RSPB Scotland is calling on people to help frogs and toads by creating more ponds and pools in their outdoor space.
Results from the RSPB’s wildlife survey, which is part of the Big Garden Birdwatch, show that frogs had been seen in more than 60 per cent of gardens across Scotland.
They were seen at least monthly in over a quarter of gardens. However, these regular sightings have fallen by five percent since the last time they were surveyed in 2014.
This pattern was similar for toads who were seen in 17 per cent of our outdoor spaces on a monthly basis, down from 25 per cent four years ago. Only half of those who took part reported seeing a toad in their garden in the last year, a fall of seven per cent.

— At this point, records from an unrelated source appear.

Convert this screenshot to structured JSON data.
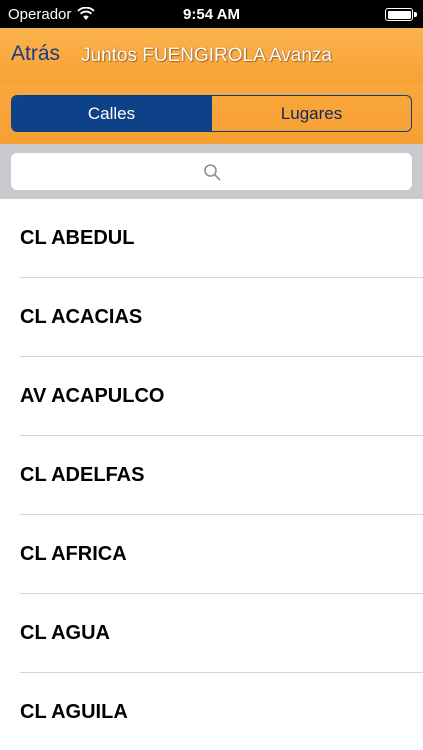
{
  "status_bar": {
    "carrier": "Operador",
    "time": "9:54 AM",
    "wifi_icon": "wifi-icon",
    "battery_icon": "battery-icon"
  },
  "nav": {
    "back_label": "Atrás",
    "title": "Juntos FUENGIROLA Avanza"
  },
  "segments": {
    "items": [
      {
        "label": "Calles",
        "selected": true
      },
      {
        "label": "Lugares",
        "selected": false
      }
    ]
  },
  "search": {
    "placeholder": "",
    "value": "",
    "icon": "search-icon"
  },
  "streets": [
    {
      "label": "CL ABEDUL"
    },
    {
      "label": "CL ACACIAS"
    },
    {
      "label": "AV ACAPULCO"
    },
    {
      "label": "CL ADELFAS"
    },
    {
      "label": "CL AFRICA"
    },
    {
      "label": "CL AGUA"
    },
    {
      "label": "CL AGUILA"
    }
  ],
  "colors": {
    "nav_orange": "#f8a233",
    "segment_blue": "#0d4288",
    "back_blue": "#1c3a82",
    "search_bg": "#c9c9ce"
  }
}
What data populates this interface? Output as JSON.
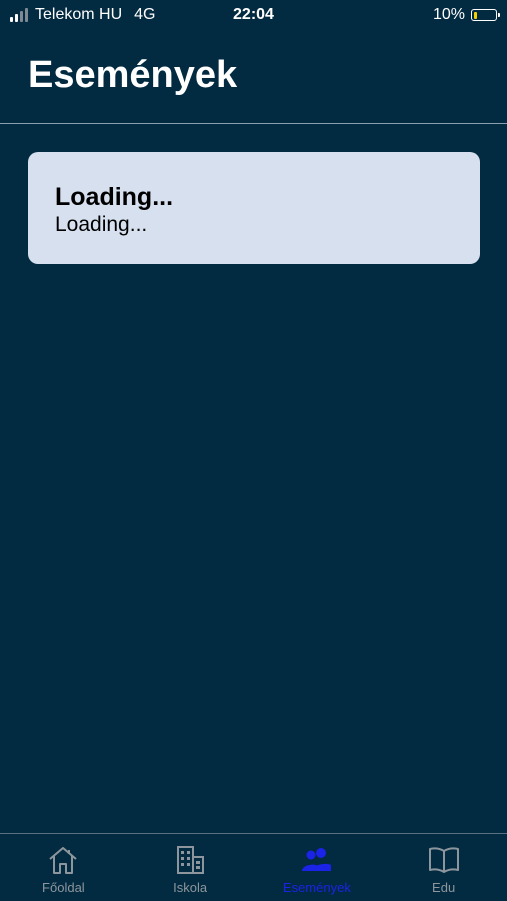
{
  "status_bar": {
    "carrier": "Telekom HU",
    "network": "4G",
    "time": "22:04",
    "battery_percent": "10%",
    "battery_level": 0.1
  },
  "header": {
    "title": "Események"
  },
  "card": {
    "title": "Loading...",
    "subtitle": "Loading..."
  },
  "tab_bar": {
    "tabs": [
      {
        "label": "Főoldal",
        "icon": "home-icon",
        "active": false
      },
      {
        "label": "Iskola",
        "icon": "building-icon",
        "active": false
      },
      {
        "label": "Események",
        "icon": "people-icon",
        "active": true
      },
      {
        "label": "Edu",
        "icon": "book-icon",
        "active": false
      }
    ]
  },
  "colors": {
    "background": "#022a40",
    "card": "#d7e0ef",
    "active_tab": "#1a23e6",
    "inactive_tab": "#8d969d"
  }
}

The survey included results from more than 10,300 gardens across Scotland.
At a quick glance a nature novice may not be able to spot the difference between a frog and a toad. A frog’s skin is smooth and moist and they have a pointed nose, whilst a toad’s skin is warty and dry and their noses are rounded – almost semi-circular in shape.
James Silvey, RSPB Scotland’s Species and Habitats officer said: “Many of us may have childhood memories of watching tadpoles swimming about in ponds or spotting toads hidden away under rocks – early encounters with nature often stay with us for a lifetime. Sadly, such experiences are becoming less common with children spending less time outdoors.
“As frog and toads are amphibians they need a nearby source of water close to their homes to survive. It’s very easy to give them a helping hand by creating a small pond, or using a washing up bowl to make a pool away from sunlight and well covered with plants.
“These simple tasks to help them can have a positive impact on a whole range of garden wildlife too.”
To learn more about the Challenge, visit www.rspb.org.uk/wildchallenge.